Were you able to teach Meryl Streep a thing or two on the guitar during “Ricki and the Flash”?
Yeah, she asked some questions as far as the authenticity of how certain things and moves looked. She’s pretty great, and I actually expected nothing less. Very challenging and difficult stuff, singing and playing in a genre she’s not done before, and doing it in character. Amazing. She’s my star pupil.
You’re best known for two things: “Jessie’s Girl” and being a hunky doctor on “General Hospital.” Do you ever feel like screaming “I’m more than that!”?
Hopefully, some of the new work I’m involved in is changing that perception. If not, I’m good with the “Jessie’s Girl”/Noah Drake thing.
What inspired your stint on “True Detective,” and how was the experience?
Well, it’s a role that is “against type,” as they say in the movie world, and that is always exciting to play. The script was excellent, dark and wild, and I got to channel my inner creep.
What stands out the most for you during the period between when you started out performing in the ’60s until you exploded onto the pop scene in 1981 with the album “Working Class Dog”?
Being broke and hungry. It sucked.
Sixty-six years old: You seem forever young.
Only Rod Stewart is “Forever Young.” I met a guy at the airport today I hadn’t seen in 40 years. It was weird realizing how fast that time has gone.
What keeps the drive alive for you in terms of touring?
An unrequited desire for people to like me. Actually, it’s my connection to people that is the big driver in touring. I’m a loner by trade, and playing gigs gives me a chance to connect.
What are you most proud of in your career?
I don’t think I’m there yet.
What was the toughest thing to reveal or talk about in your memoir, “Late, Late at Night”?
All of it. Especially the bad stuff.
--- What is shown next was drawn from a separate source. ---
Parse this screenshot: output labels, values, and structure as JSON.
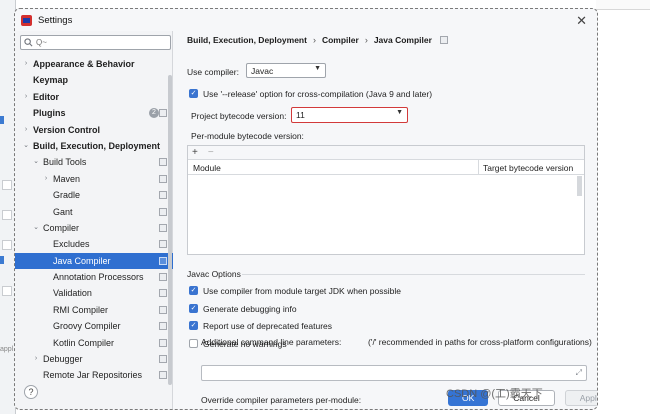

I realized what a jerk I am.
How’s the sequel to “Magnificent Vibration” coming, and what’s the premise?
That’s a secret. But it will be freaky. And hopefully funny.
Is/was there a real “Jessie’s Girl” in your life?
Yes. All my songs start from a point of truth.
Why did you change your name from Springthorpe?
I was 16. The leader of the band I was in said, “You’re not Springthorpe — you’re Springfield,” and I just said “OK.”
Name one thing that you love to do in your spare time that would surprise people.
Kiss my dog until she bites me.
The concert is 8 p.m. Wednesday at Hard Rock Live Arena, near Hollywood; Ticketmaster; $40-$60.